What were the key challenges and insights during this shift?

The key challenges during this transition were shifting our company from being B2B to B2C and rebuilding our infrastructure stack to support unstructured search. Very quickly during this migration process, we realized that it is much more enjoyable to work on a customer-facing product as you start to receive a constant stream of feedback and engagement, something that we didn't see much of when we were building a text-to-SQL engine and focusing on enterprise solutions.

Retrieval-augmented generation (RAG) seems to be a cornerstone of Perplexity's search capabilities. Could you explain how Perplexity utilizes RAG differently compared to other platforms, and how this impacts search result accuracy?

RAG is a general concept for providing external knowledge to an LLM. While the idea might seem simple at first glance, building such a system that serves tens of millions of users efficiently and accurately is a significant challenge. We had to engineer this system in-house from scratch and build many custom components that proved critical for achieving the last bits of accuracy and performance. We engineered our system where tens of LLMs (ranging from big to small) work in parallel to handle one user request quickly and cost-efficiently. We also built a training and inference infrastructure that allows us to train LLMs together with search end-to-end, so they are tightly integrated. This significantly reduces hallucinations and improves the helpfulness of our answers.

With the limitations compared to Google's resources, how does Perplexity manage its web crawling and indexing strategies to stay competitive and ensure up-to-date information?
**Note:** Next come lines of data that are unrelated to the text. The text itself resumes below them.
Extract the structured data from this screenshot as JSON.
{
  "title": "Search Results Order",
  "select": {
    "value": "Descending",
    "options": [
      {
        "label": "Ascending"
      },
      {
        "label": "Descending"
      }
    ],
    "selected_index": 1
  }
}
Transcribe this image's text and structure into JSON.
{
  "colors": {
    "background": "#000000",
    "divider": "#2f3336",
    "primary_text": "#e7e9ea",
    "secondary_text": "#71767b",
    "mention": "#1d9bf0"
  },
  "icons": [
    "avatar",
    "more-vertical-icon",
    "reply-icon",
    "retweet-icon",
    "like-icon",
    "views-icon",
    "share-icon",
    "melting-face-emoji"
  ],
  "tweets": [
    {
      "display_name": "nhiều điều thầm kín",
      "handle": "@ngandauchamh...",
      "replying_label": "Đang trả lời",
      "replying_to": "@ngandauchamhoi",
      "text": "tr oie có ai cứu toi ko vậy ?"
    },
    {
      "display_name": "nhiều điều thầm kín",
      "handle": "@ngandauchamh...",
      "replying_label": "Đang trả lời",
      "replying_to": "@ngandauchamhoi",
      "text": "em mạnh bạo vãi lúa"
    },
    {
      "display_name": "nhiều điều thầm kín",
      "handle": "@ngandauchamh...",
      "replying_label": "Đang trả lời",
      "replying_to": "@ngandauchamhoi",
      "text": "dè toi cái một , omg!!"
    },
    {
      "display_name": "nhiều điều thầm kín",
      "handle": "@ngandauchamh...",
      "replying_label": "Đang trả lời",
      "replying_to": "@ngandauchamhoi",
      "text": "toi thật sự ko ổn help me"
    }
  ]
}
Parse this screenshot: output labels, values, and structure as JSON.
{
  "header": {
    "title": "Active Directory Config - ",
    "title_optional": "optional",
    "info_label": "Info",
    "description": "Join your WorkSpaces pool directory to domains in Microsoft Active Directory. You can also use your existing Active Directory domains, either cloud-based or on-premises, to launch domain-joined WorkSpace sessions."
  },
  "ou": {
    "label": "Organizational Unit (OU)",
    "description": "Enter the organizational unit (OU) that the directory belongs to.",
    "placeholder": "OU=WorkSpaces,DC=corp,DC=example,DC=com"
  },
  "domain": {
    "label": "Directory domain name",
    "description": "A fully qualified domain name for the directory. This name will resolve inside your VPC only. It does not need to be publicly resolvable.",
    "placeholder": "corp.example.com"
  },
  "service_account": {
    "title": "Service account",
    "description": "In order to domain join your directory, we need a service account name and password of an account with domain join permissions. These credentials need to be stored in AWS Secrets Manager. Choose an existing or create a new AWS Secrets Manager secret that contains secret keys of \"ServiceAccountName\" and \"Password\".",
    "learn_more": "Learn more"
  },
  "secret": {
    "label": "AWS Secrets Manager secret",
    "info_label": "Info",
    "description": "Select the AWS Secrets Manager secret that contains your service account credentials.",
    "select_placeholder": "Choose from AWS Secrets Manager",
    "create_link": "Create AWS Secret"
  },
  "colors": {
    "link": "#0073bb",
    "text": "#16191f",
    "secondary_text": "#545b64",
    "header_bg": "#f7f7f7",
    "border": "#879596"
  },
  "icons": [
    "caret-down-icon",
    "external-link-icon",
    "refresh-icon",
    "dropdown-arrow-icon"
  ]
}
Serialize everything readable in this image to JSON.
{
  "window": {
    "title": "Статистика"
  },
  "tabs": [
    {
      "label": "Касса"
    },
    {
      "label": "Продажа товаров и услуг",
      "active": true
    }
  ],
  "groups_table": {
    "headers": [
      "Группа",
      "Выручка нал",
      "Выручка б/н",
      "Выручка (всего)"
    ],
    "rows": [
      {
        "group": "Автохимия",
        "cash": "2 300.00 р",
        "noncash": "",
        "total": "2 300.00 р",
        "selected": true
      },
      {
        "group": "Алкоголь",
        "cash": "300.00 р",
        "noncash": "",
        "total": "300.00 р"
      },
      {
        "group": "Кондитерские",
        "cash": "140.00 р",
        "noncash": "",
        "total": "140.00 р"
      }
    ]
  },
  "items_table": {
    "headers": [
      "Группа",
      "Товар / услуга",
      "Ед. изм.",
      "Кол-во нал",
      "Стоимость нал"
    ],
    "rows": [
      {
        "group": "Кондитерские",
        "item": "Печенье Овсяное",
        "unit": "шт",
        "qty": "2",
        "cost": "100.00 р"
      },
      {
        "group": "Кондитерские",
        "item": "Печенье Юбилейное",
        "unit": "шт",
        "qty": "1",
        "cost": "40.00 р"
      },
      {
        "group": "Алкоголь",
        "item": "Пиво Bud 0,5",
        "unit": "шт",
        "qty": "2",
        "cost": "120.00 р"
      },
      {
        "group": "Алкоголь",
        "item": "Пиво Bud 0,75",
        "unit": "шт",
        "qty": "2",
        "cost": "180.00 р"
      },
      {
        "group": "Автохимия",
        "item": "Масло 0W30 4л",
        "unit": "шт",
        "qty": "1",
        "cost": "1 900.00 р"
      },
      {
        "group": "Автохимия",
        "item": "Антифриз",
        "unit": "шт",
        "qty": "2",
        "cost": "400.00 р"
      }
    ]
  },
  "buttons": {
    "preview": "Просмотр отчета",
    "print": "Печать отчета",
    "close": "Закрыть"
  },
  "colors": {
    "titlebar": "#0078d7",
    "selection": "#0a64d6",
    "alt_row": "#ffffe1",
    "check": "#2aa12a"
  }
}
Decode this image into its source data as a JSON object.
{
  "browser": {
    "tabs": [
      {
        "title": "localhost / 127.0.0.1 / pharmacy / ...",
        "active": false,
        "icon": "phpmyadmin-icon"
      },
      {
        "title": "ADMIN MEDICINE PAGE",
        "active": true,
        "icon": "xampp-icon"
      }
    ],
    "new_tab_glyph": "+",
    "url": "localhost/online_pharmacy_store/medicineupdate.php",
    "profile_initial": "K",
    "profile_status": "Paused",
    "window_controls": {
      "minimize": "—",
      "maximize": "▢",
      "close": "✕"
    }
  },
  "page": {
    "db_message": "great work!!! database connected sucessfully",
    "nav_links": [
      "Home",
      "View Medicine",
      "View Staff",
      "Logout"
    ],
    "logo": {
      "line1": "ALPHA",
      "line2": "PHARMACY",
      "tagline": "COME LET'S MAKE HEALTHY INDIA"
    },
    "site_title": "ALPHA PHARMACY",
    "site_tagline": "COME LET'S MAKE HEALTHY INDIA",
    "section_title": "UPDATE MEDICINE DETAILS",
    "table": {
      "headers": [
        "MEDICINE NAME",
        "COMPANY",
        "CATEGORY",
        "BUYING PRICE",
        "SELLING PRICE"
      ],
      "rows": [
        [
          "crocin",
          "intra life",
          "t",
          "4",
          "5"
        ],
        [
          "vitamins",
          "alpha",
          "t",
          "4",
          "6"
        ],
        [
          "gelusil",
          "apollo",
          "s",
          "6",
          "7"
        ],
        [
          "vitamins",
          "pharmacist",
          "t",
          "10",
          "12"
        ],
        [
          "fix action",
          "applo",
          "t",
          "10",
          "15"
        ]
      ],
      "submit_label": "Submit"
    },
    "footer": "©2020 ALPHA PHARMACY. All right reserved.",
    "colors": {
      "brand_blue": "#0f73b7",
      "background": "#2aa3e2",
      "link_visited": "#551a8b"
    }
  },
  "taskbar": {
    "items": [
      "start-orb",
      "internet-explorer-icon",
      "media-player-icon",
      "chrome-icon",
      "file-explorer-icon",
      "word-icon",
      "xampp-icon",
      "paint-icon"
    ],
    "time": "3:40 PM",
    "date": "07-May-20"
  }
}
Building an index as extensive as Google's requires considerable time and resources. Instead, we are focusing on topics that our users frequently inquire about on Perplexity. It turns out that the majority of our users utilize Perplexity as a work/research assistant, and many queries seek high-quality, trusted, and helpful parts of the web. This is a power law distribution, where you can achieve significant results with an 80/20 approach. Based on these insights, we were able to build a much more compact index optimized for quality and truthfulness. Currently, we spend less time chasing the tail, but as we scale our infrastructure, we will also pursue the tail.

How do large language models (LLMs) enhance Perplexity’s search capabilities, and what makes them particularly effective in parsing and presenting information from the web?

We use LLMs everywhere, both for real-time and offline processing. LLMs allow us to focus on the most important and relevant parts of web pages. They go beyond anything before in maximizing the signal-to-noise ratio, which makes it much easier to tackle many things that were not tractable before by a small team. In general, this is perhaps the most important aspect of LLMs: they enable you to do sophisticated things with a very small team.

Looking ahead, what are the main technological or market challenges Perplexity anticipates?

As we look ahead, the most important technological challenges for us will be centered around continuing to improve the helpfulness and accuracy of our answers. We aim to increase the scope and complexity of the types of queries and questions we can answer reliably. Along with this, we care a lot about the speed and serving efficiency of our system and will be focusing heavily on driving serving costs down as much as possible without compromising the quality of our product.

In your opinion, why is Perplexity's approach to search superior to Google’s approach of ranking websites according to backlinks, and other proven search engine ranking metrics?

We are optimizing a completely different ranking metric than classical search engines. Our ranking objective is designed to natively combine the retrieval system and LLMs. This approach is quite different from that of classical search engines, which optimize the probability of a click or ad impression.

Thank you for the great interview, readers who wish to learn more should visit Perplexity AI.

A founding partner of unite.AI & a member of the Forbes Technology Council, Antoine is a futurist who is passionate about the future of AI & robotics.

He is also the Founder of, a website that focuses on investing in disruptive technology.